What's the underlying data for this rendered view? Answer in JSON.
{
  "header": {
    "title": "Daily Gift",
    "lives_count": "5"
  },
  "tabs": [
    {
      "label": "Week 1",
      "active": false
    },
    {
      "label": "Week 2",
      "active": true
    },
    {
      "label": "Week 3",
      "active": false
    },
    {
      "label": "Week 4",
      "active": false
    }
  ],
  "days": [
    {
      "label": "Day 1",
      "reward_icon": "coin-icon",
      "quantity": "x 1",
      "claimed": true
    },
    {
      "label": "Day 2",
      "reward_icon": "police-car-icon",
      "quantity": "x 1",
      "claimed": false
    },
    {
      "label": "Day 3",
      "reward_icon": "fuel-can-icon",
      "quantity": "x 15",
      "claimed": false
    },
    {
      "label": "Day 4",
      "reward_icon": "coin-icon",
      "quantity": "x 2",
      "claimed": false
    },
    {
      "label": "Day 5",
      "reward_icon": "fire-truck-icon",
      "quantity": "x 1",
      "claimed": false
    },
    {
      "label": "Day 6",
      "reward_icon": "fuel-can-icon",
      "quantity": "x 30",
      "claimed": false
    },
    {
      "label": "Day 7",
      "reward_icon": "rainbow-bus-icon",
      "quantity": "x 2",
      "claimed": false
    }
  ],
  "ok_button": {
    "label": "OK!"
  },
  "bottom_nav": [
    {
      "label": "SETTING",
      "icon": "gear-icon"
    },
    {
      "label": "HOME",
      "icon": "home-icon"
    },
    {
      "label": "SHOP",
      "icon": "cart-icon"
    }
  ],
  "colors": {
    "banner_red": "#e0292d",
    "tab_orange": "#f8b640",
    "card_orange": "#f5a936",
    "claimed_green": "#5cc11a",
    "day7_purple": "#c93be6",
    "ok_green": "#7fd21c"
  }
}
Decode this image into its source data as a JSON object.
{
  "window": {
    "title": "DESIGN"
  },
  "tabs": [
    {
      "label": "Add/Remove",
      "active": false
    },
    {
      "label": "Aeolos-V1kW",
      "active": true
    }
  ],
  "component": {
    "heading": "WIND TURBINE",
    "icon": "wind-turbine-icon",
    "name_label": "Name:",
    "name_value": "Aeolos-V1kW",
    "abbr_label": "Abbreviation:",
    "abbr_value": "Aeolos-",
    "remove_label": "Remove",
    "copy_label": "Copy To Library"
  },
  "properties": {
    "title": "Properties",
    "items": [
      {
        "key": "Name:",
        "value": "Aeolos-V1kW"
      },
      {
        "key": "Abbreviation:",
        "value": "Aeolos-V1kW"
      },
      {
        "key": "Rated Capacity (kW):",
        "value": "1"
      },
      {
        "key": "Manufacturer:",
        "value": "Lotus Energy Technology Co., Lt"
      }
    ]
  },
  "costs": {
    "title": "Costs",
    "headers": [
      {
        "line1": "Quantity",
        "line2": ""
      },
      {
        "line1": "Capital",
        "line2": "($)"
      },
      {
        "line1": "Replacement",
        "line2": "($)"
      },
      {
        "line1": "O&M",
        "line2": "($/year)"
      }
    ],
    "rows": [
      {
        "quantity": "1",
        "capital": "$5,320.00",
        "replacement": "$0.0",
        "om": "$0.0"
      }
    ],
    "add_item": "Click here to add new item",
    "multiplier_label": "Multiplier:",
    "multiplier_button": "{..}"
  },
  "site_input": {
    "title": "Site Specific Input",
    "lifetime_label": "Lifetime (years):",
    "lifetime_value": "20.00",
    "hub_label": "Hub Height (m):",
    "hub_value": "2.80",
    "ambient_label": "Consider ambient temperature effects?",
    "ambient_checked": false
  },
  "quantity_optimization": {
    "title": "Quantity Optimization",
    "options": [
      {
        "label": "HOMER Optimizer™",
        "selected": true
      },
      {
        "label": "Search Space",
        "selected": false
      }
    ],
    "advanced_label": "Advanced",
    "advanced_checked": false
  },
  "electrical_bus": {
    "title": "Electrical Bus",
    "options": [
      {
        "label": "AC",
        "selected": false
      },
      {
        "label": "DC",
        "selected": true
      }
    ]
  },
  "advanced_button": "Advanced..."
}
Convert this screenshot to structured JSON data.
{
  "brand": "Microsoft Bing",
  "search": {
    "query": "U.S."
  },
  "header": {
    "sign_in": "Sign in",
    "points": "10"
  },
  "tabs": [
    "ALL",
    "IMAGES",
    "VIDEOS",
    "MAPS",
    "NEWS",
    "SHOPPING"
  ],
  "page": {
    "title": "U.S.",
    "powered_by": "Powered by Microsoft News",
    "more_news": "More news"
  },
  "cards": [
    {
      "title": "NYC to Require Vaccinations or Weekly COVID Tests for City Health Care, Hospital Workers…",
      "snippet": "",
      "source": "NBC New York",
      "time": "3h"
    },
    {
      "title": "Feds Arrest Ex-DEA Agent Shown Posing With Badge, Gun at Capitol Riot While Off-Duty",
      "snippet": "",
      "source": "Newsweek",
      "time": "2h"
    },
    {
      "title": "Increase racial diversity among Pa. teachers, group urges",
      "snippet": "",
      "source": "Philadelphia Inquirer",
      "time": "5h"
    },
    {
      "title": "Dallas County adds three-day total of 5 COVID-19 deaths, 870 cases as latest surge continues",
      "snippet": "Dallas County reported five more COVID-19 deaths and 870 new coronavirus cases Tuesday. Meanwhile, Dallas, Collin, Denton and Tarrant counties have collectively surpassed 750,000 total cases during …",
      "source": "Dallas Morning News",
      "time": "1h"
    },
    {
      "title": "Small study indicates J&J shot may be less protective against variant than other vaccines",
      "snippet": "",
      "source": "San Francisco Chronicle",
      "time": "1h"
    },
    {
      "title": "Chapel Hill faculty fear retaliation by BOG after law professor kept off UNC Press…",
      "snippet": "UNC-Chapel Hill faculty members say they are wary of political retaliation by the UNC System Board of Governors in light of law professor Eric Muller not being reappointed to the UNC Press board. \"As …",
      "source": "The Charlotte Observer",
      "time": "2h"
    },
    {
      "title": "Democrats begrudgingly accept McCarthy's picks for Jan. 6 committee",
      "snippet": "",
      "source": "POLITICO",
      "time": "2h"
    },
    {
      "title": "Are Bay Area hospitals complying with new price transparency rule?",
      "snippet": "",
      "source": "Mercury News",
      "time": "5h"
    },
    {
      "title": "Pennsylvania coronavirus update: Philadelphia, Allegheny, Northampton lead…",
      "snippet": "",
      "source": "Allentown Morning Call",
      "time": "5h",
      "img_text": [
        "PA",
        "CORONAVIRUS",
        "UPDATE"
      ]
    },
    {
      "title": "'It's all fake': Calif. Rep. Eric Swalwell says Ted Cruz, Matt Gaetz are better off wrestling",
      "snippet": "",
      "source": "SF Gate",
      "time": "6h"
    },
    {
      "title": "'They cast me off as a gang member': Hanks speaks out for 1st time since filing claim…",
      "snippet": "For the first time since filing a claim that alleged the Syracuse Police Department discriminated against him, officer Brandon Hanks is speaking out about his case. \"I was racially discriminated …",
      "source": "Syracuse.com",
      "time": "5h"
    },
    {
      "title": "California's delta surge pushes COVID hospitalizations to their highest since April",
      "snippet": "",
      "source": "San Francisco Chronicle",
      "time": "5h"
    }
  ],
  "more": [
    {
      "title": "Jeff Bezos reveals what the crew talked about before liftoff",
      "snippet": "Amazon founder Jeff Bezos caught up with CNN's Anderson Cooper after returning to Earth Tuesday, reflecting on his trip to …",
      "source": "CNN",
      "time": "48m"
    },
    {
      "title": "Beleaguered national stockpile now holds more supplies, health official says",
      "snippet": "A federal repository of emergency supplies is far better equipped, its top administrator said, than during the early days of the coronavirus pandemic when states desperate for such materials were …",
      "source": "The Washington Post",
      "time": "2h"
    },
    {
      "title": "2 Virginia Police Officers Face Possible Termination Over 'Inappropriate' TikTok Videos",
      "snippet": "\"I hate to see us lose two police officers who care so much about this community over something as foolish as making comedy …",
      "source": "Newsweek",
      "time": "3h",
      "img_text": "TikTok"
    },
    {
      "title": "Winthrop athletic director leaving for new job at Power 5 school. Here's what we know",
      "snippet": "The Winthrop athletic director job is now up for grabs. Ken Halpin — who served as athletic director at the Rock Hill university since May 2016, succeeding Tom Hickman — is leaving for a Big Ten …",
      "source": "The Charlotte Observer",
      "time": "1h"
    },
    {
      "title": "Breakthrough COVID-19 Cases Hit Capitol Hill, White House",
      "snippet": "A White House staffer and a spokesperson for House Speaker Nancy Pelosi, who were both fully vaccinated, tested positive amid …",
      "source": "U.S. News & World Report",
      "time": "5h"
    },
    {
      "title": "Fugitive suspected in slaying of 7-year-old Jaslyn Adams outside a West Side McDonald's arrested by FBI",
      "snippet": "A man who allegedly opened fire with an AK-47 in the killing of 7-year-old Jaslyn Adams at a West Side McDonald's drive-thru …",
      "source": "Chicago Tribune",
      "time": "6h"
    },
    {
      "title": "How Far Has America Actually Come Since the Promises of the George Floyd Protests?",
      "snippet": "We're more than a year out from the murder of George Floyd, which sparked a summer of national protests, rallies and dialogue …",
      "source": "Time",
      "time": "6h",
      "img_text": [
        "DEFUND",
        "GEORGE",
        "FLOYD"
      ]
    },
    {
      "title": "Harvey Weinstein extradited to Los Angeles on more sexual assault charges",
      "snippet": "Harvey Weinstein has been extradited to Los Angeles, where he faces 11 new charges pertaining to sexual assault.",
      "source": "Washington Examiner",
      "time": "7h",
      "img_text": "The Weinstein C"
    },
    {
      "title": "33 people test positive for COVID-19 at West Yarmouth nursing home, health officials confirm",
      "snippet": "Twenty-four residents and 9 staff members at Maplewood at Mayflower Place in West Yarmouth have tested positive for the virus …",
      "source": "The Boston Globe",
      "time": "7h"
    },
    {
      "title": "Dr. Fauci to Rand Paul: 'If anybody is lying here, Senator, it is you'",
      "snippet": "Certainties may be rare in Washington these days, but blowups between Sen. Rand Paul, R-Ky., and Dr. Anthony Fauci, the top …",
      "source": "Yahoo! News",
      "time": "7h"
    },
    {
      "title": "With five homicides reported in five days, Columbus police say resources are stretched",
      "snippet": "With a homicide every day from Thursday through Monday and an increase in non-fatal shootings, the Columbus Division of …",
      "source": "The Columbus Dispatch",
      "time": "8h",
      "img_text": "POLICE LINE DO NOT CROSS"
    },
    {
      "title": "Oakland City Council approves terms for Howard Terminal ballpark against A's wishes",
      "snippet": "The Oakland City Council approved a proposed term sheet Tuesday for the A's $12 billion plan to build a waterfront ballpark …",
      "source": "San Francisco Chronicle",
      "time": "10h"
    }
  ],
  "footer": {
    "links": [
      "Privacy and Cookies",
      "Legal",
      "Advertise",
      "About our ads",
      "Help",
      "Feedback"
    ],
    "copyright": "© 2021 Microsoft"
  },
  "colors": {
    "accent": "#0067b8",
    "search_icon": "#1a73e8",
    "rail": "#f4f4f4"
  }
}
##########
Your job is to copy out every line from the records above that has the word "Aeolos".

      "label": "Aeolos-V1kW",
    "name_value": "Aeolos-V1kW",
    "abbr_value": "Aeolos-",
        "value": "Aeolos-V1kW"
        "value": "Aeolos-V1kW"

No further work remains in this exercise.